=== Your goal ===
What's needed is an exact copy of all the data below, without pictures.

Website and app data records
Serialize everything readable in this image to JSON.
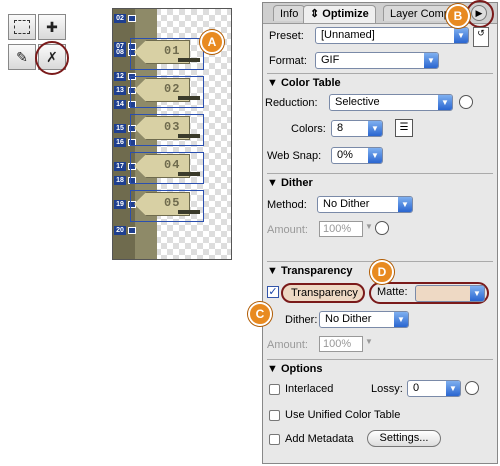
{
  "callouts": {
    "a": "A",
    "b": "B",
    "c": "C",
    "d": "D"
  },
  "slices": [
    {
      "num": "02"
    },
    {
      "num": "07"
    },
    {
      "num": "08"
    },
    {
      "num": "12"
    },
    {
      "num": "13"
    },
    {
      "num": "14"
    },
    {
      "num": "15"
    },
    {
      "num": "16"
    },
    {
      "num": "17"
    },
    {
      "num": "18"
    },
    {
      "num": "19"
    },
    {
      "num": "20"
    }
  ],
  "slice_buttons": [
    "01",
    "02",
    "03",
    "04",
    "05"
  ],
  "tabs": {
    "info": "Info",
    "optimize": "Optimize",
    "layer_comps": "Layer Comps"
  },
  "preset": {
    "label": "Preset:",
    "value": "[Unnamed]"
  },
  "format": {
    "label": "Format:",
    "value": "GIF"
  },
  "color_table": {
    "title": "Color Table",
    "reduction_label": "Reduction:",
    "reduction_value": "Selective",
    "colors_label": "Colors:",
    "colors_value": "8",
    "websnap_label": "Web Snap:",
    "websnap_value": "0%"
  },
  "dither": {
    "title": "Dither",
    "method_label": "Method:",
    "method_value": "No Dither",
    "amount_label": "Amount:",
    "amount_value": "100%"
  },
  "transparency": {
    "title": "Transparency",
    "checkbox_label": "Transparency",
    "matte_label": "Matte:",
    "dither_label": "Dither:",
    "dither_value": "No Dither",
    "amount_label": "Amount:",
    "amount_value": "100%"
  },
  "options": {
    "title": "Options",
    "interlaced_label": "Interlaced",
    "lossy_label": "Lossy:",
    "lossy_value": "0",
    "unified_label": "Use Unified Color Table",
    "metadata_label": "Add Metadata",
    "settings_label": "Settings..."
  },
  "icons": [
    "marquee-icon",
    "move-icon",
    "slice-icon",
    "slice-select-icon",
    "menu-arrow-icon",
    "color-table-icon",
    "link-icon"
  ]
}
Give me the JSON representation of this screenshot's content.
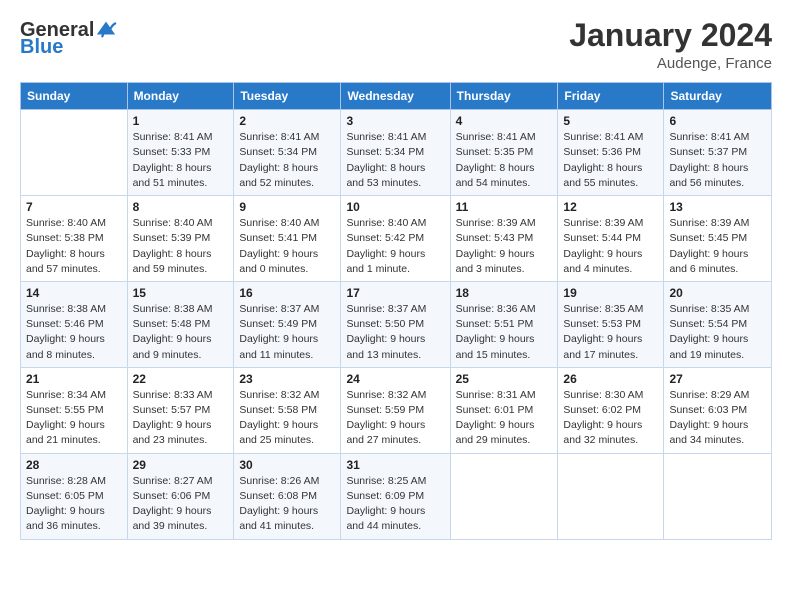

=== Your response ===
Serialize everything readable in this image to JSON.
{
  "callouts": {
    "a": "A",
    "b": "B",
    "c": "C",
    "d": "D"
  },
  "slices": [
    {
      "num": "02"
    },
    {
      "num": "07"
    },
    {
      "num": "08"
    },
    {
      "num": "12"
    },
    {
      "num": "13"
    },
    {
      "num": "14"
    },
    {
      "num": "15"
    },
    {
      "num": "16"
    },
    {
      "num": "17"
    },
    {
      "num": "18"
    },
    {
      "num": "19"
    },
    {
      "num": "20"
    }
  ],
  "slice_buttons": [
    "01",
    "02",
    "03",
    "04",
    "05"
  ],
  "tabs": {
    "info": "Info",
    "optimize": "Optimize",
    "layer_comps": "Layer Comps"
  },
  "preset": {
    "label": "Preset:",
    "value": "[Unnamed]"
  },
  "format": {
    "label": "Format:",
    "value": "GIF"
  },
  "color_table": {
    "title": "Color Table",
    "reduction_label": "Reduction:",
    "reduction_value": "Selective",
    "colors_label": "Colors:",
    "colors_value": "8",
    "websnap_label": "Web Snap:",
    "websnap_value": "0%"
  },
  "dither": {
    "title": "Dither",
    "method_label": "Method:",
    "method_value": "No Dither",
    "amount_label": "Amount:",
    "amount_value": "100%"
  },
  "transparency": {
    "title": "Transparency",
    "checkbox_label": "Transparency",
    "matte_label": "Matte:",
    "dither_label": "Dither:",
    "dither_value": "No Dither",
    "amount_label": "Amount:",
    "amount_value": "100%"
  },
  "options": {
    "title": "Options",
    "interlaced_label": "Interlaced",
    "lossy_label": "Lossy:",
    "lossy_value": "0",
    "unified_label": "Use Unified Color Table",
    "metadata_label": "Add Metadata",
    "settings_label": "Settings..."
  },
  "icons": [
    "marquee-icon",
    "move-icon",
    "slice-icon",
    "slice-select-icon",
    "menu-arrow-icon",
    "color-table-icon",
    "link-icon"
  ]
}
Give me the JSON representation of this screenshot's content.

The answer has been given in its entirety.